FTCR data show Malaysians are by far the most downbeat in their six-month economic and political outlook compared with people in the other Asean-5 countries, and have been since we started conducting our surveys.
Economically, Malaysians’ pessimism may be explained by the country’s sluggish growth since the Asian financial crisis in the late-1990s. Over the next five years, the International Monetary Fund expects Malaysia’s growth to be one of the slowest among the Asean-5. Nevertheless, it remains the wealthiest of the Asean-5 economies, with per-capita GDP forecast to near $14,000 by 2022 – almost double that of Thailand, the next most prosperous.
Politically, the Malaysian government has been embroiled over the past three years in a corruption scandal involving the state-owned fund 1MDB, the subject of ongoing investigations in a number of foreign countries. This remains a major political issue ahead of the general election, due within the next 12 months, and probably explains Malaysians’ political pessimism.
Thailand shows the widest fluctuation in its political and economic sentiment scores. These were at their lowest in the first quarter of 2014, at the peak of the conflict between supporters and opponents of then prime minister Yingluck Shinawatra. The mood swung decisively in the third quarter after the military took power.
In the Philippines, political and economic sentiment were most positive in the third quarter of 2016, after President Rodrigo Duterte had taken office.
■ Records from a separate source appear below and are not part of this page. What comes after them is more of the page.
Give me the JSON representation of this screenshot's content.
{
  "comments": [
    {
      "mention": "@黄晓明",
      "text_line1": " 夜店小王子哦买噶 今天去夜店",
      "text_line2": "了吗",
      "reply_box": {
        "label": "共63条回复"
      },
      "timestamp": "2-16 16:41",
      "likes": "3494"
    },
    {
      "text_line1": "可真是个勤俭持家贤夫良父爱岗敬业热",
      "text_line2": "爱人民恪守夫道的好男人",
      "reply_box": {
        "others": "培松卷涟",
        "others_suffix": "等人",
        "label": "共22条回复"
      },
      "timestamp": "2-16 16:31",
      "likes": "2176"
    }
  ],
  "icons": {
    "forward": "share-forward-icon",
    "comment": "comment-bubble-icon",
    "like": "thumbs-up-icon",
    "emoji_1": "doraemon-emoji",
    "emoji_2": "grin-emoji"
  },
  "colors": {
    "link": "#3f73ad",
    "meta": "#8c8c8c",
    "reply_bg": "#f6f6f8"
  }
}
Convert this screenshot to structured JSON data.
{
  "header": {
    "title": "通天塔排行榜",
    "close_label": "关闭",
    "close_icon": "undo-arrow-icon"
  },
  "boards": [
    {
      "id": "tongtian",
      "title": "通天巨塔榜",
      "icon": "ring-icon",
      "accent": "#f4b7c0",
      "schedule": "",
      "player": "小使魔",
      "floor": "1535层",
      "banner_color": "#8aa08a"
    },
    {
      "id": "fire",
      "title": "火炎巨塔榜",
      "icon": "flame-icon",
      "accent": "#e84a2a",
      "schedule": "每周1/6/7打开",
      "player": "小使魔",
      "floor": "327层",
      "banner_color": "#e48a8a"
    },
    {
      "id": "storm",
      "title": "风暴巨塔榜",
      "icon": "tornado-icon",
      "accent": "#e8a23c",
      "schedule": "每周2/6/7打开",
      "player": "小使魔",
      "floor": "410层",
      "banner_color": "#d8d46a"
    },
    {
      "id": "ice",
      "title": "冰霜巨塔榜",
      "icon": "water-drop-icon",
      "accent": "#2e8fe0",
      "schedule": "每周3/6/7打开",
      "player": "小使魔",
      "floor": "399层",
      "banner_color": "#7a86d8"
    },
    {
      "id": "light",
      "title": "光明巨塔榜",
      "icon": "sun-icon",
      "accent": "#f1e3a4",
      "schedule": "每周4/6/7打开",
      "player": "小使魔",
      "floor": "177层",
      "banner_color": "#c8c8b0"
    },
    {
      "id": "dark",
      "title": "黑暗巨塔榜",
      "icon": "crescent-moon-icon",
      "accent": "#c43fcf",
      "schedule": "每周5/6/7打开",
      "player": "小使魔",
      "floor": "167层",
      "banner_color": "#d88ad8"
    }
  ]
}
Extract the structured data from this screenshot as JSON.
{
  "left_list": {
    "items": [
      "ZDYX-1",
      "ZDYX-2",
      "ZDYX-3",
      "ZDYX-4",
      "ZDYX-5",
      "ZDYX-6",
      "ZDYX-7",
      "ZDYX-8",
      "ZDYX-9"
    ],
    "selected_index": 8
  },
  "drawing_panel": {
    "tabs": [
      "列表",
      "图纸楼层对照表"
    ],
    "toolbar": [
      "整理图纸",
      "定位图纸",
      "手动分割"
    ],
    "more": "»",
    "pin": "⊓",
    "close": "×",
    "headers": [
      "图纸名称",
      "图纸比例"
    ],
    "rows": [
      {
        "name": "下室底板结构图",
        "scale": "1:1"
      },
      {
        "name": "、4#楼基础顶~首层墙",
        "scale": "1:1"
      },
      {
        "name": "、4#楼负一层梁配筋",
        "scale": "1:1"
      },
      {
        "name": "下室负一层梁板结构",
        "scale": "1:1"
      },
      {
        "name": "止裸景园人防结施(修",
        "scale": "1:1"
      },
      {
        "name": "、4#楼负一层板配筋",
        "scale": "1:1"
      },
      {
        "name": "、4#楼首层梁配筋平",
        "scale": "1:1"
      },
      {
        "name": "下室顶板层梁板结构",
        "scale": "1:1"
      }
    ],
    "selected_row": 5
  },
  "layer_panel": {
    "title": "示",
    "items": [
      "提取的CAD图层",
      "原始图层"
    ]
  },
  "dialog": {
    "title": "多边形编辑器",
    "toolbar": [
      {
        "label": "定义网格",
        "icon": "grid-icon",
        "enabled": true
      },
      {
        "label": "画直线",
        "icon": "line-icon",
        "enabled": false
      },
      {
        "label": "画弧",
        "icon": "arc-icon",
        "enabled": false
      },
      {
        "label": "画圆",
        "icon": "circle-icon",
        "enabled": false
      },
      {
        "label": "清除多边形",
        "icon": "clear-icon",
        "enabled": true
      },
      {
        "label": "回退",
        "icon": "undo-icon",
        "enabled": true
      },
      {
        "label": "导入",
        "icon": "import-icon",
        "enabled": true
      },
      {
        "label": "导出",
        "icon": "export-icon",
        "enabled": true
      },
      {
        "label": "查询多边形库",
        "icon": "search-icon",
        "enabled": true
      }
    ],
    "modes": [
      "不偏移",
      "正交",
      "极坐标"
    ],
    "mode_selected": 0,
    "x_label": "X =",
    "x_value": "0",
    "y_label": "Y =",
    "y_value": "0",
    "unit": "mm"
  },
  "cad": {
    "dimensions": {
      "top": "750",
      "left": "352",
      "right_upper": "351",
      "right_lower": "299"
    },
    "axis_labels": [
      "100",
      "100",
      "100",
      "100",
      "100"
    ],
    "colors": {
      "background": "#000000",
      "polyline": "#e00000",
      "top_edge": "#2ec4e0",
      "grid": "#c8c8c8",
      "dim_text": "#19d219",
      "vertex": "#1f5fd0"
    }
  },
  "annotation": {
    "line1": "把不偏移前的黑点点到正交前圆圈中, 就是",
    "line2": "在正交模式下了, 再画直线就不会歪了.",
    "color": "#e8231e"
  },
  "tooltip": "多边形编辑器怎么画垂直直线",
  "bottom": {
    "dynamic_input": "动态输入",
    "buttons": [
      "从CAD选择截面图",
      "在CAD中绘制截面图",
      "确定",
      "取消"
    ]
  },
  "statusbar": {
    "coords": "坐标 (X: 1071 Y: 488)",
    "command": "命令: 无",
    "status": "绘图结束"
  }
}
Sentiment in Indonesia and Vietnam were the most stable over the past three years.